The number of thefts carried out on bicycles has tripled in the past two years, BBC London has learned.
Metropolitan Police figures show there were 3,754 reported snatchings in the capital last year, up from 1,214 thefts in 2010.
The figures, released in a Freedom of Information (FoI) request, relate to the number of reported crimes where the thief was riding a bicycle.
Det Ch Insp Bob Mahoney, head of the National Mobile Phone Crime Unit, said the increased use of smartphones by pedestrians texting or using the internet while walking had made them targets for thieves able to escape quickly on bikes.
He said: "If somebody's on a pushbike riding down the pavement or the road and they see someone with a mobile phone or a handbag, they can quickly snatch it and then get away very, very quickly.

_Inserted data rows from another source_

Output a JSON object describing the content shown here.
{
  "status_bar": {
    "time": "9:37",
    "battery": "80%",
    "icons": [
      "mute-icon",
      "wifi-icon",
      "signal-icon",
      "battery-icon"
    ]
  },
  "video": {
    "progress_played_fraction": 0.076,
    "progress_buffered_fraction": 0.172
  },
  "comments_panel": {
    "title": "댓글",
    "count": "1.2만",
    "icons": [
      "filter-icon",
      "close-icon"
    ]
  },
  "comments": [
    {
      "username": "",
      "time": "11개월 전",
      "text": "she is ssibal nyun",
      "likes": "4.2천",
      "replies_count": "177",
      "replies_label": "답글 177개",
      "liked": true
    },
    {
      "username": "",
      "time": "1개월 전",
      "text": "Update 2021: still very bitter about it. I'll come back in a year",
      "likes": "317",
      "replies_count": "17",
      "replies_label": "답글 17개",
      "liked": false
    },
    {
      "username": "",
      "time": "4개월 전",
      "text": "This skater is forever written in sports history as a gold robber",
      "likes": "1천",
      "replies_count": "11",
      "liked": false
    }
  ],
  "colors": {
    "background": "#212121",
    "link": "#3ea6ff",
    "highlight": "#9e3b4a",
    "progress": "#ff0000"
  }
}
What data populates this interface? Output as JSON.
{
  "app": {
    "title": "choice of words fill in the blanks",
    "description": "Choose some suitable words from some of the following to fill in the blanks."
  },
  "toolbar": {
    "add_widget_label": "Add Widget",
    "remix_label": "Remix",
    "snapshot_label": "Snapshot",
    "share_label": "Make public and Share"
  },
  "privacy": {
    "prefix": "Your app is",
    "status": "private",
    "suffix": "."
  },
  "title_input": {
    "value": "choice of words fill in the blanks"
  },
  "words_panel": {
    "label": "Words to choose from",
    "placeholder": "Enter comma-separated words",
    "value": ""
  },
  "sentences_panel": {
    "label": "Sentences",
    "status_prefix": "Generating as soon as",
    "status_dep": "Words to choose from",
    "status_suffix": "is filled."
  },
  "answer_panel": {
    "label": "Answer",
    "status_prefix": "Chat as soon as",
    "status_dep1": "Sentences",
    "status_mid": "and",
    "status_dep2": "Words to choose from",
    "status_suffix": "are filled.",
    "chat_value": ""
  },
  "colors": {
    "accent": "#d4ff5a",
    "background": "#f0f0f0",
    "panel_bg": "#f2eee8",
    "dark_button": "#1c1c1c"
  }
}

Thefts on mopeds
"They can go down alleyways, they can go in between tower blocks, it's a very quick way of getting away from the scene of the crime."
The FOI also revealed the number of thefts carried out on mopeds rose by more than 80% in the second half of 2012, compared to the year before.
There were 394 reported crimes from July to the end of December, up from 213 thefts over that period in 2011.
Primary school teacher Emily Mottram, 28, had just stepped off a bus in Islington, north London, when her phone was snatched out of her hands by a cyclist riding on the pavement.
She said: "It was dark, there was no-one around that I knew. I just thought what would have happened if it had been even later and I wasn't stepping off a bus?"
She said the incident had made her more aware of the threat.
"If someone's coming close to me I'm instantly quite nervous and I never used to really have that awareness.
"Maybe it's a good thing, I'm a lot more aware of what's going on around me but it's also made me feel concerned about having any possessions."
Rachel Griffin, director of the personal safety charity the Suzy Lamplugh Trust, said the increased number of bike lanes alongside pavements had made people vulnerable to the threat of cycle thieves.
She said: "Increasingly footpaths are being shared with bike lanes, so it's important to be aware that when you're walking along, you might be on the pavement, but there could be a bicycle either coming up towards you or behind you.
"We advise people in a shared space with a bike lane to hold their valuables, or their bag in particular, on the opposite side to that which the bicycles are on".